Reverse osmosis separation technology is used to remove dissolved impurities from water through the use of a semi-permeable membrane. RO technology involves the reversal of flow through a membrane from a high salinity, or concentrated solution to the high purity, or “permeate”, stream on the opposite side of the membrane. Pressure is used as the driving force for the separation. The applied pressure (P) must be in excess of the osmotic pressure of the dissolved contaminants to allow flow across the membrane.
In a parallel array, all pressure vessels receive a similar flow of feed water and operate at the same recovery rate. The recovery rate depends on the number of membranes inside the pressure vessel. Each membrane is limited to a maximum 10 percent recovery. Therefore a pressure vessel containing 6 membranes should not exceed 60% recovery. In order to design RO system to operate at higher recovery rate, the waste water from an array (approximately 50% of the initial feed flow) is fed to another array, in series.

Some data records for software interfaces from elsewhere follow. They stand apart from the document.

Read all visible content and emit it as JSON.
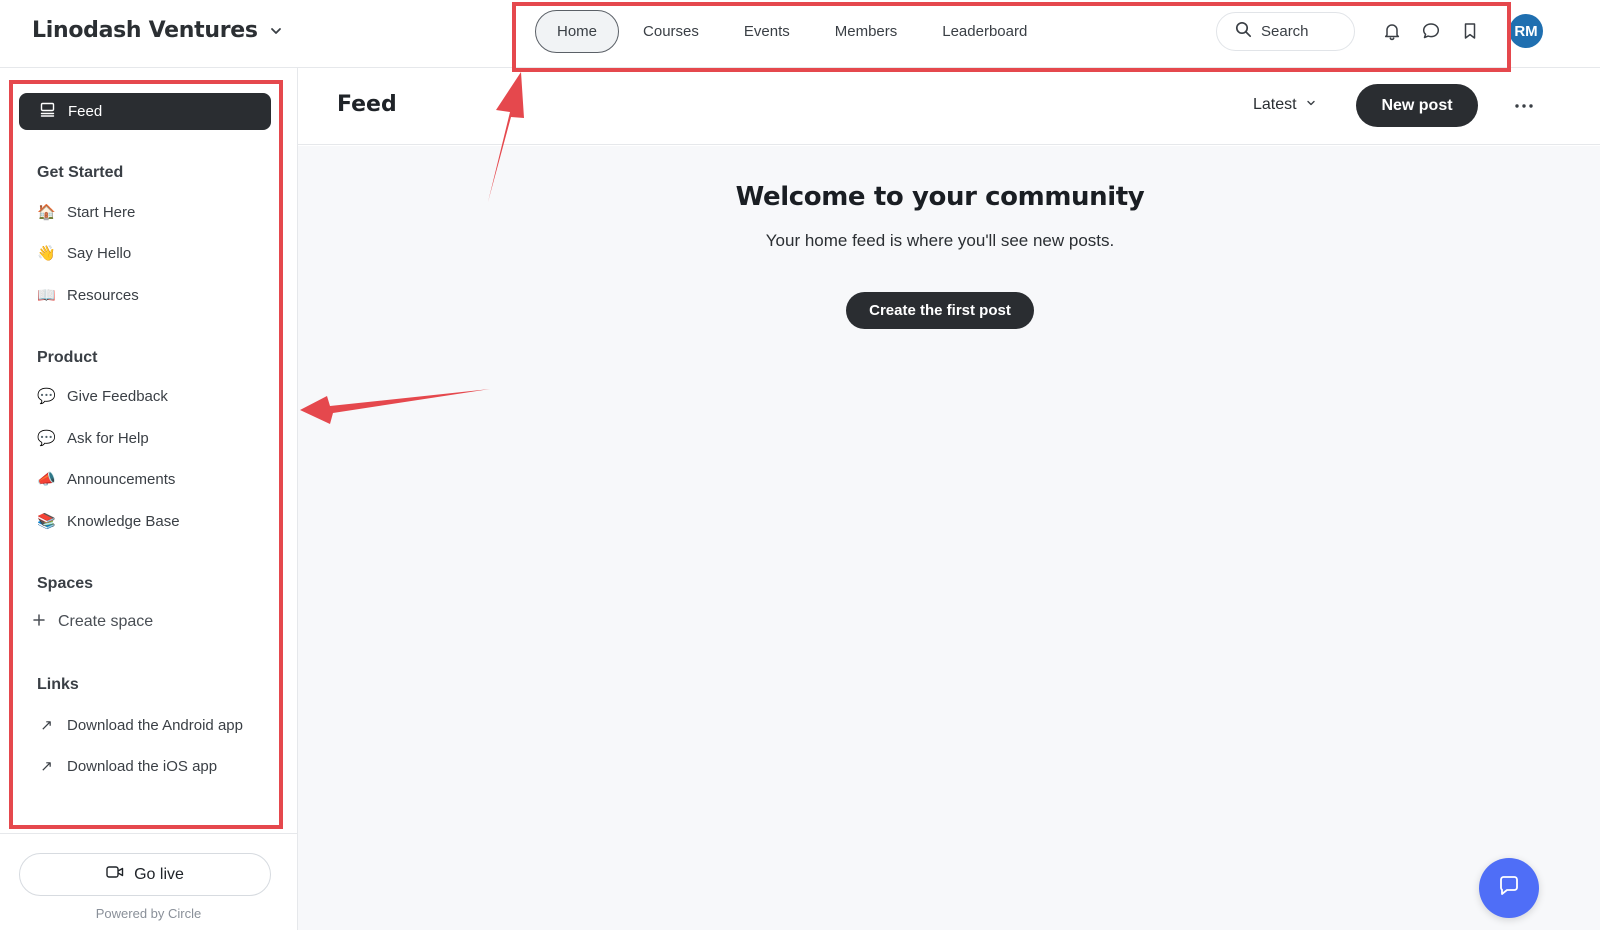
{
  "brand": {
    "name": "Linodash Ventures"
  },
  "nav": {
    "items": [
      {
        "label": "Home",
        "active": true
      },
      {
        "label": "Courses"
      },
      {
        "label": "Events"
      },
      {
        "label": "Members"
      },
      {
        "label": "Leaderboard"
      }
    ]
  },
  "search": {
    "label": "Search"
  },
  "header_icons": [
    "bell-icon",
    "chat-bubble-icon",
    "bookmark-icon"
  ],
  "user": {
    "initials": "RM"
  },
  "sidebar": {
    "feed_label": "Feed",
    "sections": [
      {
        "title": "Get Started",
        "items": [
          {
            "emoji": "🏠",
            "label": "Start Here"
          },
          {
            "emoji": "👋",
            "label": "Say Hello"
          },
          {
            "emoji": "📖",
            "label": "Resources"
          }
        ]
      },
      {
        "title": "Product",
        "items": [
          {
            "emoji": "💬",
            "label": "Give Feedback"
          },
          {
            "emoji": "💬",
            "label": "Ask for Help"
          },
          {
            "emoji": "📣",
            "label": "Announcements"
          },
          {
            "emoji": "📚",
            "label": "Knowledge Base"
          }
        ]
      },
      {
        "title": "Spaces",
        "create_label": "Create space"
      },
      {
        "title": "Links",
        "items": [
          {
            "emoji": "↗",
            "label": "Download the Android app"
          },
          {
            "emoji": "↗",
            "label": "Download the iOS app"
          }
        ]
      }
    ],
    "go_live_label": "Go live",
    "powered_by": "Powered by Circle"
  },
  "main": {
    "title": "Feed",
    "sort_label": "Latest",
    "new_post_label": "New post",
    "welcome_title": "Welcome to your community",
    "welcome_subtitle": "Your home feed is where you'll see new posts.",
    "create_first_label": "Create the first post"
  },
  "colors": {
    "annotation": "#e5484d",
    "dark_button": "#2a2d31",
    "avatar": "#1f6fb0",
    "chat_fab": "#4f6ef7",
    "content_bg": "#f7f8fa"
  }
}
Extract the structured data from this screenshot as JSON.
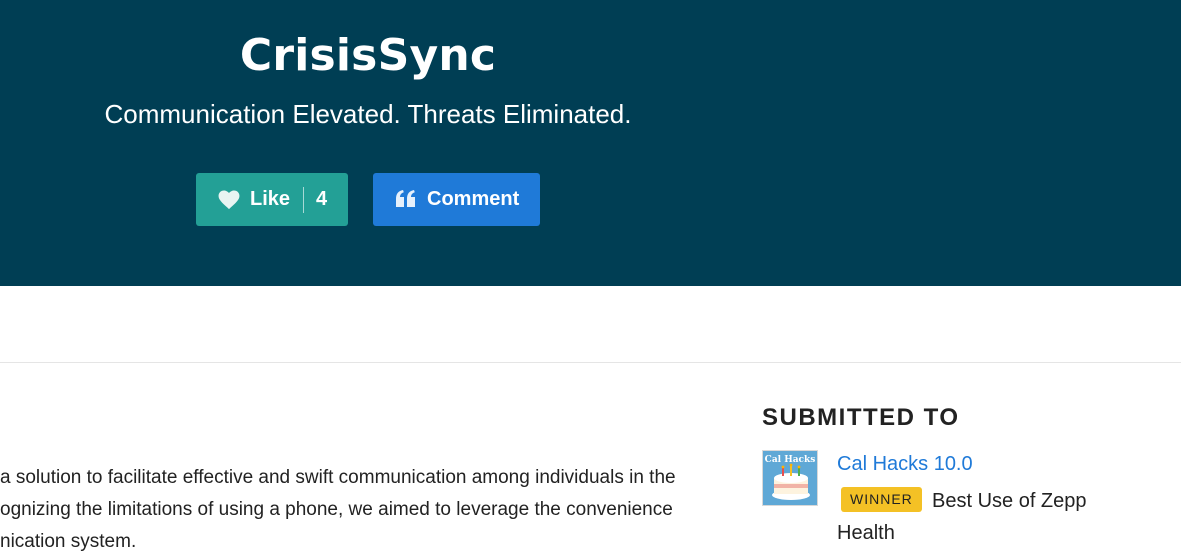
{
  "hero": {
    "title": "CrisisSync",
    "tagline": "Communication Elevated. Threats Eliminated.",
    "like_label": "Like",
    "like_count": "4",
    "comment_label": "Comment"
  },
  "description": {
    "lines": [
      "a solution to facilitate effective and swift communication among individuals in the",
      "ognizing the limitations of using a phone, we aimed to leverage the convenience",
      "nication system."
    ]
  },
  "sidebar": {
    "heading": "SUBMITTED TO",
    "hackathon_name": "Cal Hacks 10.0",
    "thumbnail_text": "Cal Hacks",
    "badge": "WINNER",
    "prize": "Best Use of Zepp Health"
  },
  "colors": {
    "hero_bg": "#003e54",
    "like_bg": "#23a096",
    "comment_bg": "#1f7ad8",
    "winner_bg": "#f4c125",
    "link": "#1f7ad8"
  },
  "icons": {
    "like": "heart-icon",
    "comment": "quote-icon"
  }
}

Arrays are staged in series in a pyramid structure. The ratio of the number of pressure vessels of subsequent stages should be approximately 2 to 1, as the waste water from each stage is about 50% of the feed water to that stage. The water chemistry of an application will dictate the practical # of stages without fouling the membranes.